-- SOURCE MATERIAL follows --

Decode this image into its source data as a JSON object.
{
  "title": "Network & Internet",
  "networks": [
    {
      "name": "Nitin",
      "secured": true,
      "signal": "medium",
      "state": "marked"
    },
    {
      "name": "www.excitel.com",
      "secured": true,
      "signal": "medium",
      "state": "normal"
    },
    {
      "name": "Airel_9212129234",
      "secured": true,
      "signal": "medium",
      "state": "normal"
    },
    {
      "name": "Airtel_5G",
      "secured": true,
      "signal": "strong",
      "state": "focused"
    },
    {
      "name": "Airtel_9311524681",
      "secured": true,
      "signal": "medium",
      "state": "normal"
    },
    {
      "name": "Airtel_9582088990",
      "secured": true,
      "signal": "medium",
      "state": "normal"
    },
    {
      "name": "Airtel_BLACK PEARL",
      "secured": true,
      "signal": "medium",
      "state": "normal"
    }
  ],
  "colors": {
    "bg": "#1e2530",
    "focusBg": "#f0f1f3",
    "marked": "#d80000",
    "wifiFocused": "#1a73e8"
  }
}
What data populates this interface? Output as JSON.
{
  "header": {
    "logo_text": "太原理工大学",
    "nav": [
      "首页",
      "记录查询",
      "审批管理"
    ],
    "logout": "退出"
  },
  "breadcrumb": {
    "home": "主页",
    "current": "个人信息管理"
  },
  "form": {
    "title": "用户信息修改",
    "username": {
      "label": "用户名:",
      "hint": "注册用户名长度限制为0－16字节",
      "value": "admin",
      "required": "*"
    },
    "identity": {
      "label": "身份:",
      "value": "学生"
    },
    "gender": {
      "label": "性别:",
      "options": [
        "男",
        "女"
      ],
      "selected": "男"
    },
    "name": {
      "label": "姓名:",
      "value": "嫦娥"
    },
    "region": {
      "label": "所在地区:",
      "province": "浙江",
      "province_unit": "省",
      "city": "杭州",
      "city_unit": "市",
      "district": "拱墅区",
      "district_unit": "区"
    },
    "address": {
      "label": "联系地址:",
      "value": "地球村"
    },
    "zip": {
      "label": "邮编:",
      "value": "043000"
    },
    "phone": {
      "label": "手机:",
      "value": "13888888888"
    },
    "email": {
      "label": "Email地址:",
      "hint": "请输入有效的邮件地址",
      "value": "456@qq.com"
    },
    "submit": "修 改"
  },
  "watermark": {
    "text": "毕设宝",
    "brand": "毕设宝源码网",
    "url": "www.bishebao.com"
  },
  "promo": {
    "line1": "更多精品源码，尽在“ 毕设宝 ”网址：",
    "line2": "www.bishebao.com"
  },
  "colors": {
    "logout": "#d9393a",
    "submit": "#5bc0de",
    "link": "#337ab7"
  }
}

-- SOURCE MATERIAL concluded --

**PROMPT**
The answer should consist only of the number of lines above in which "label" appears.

**RESULT FOR THIS TASK**
9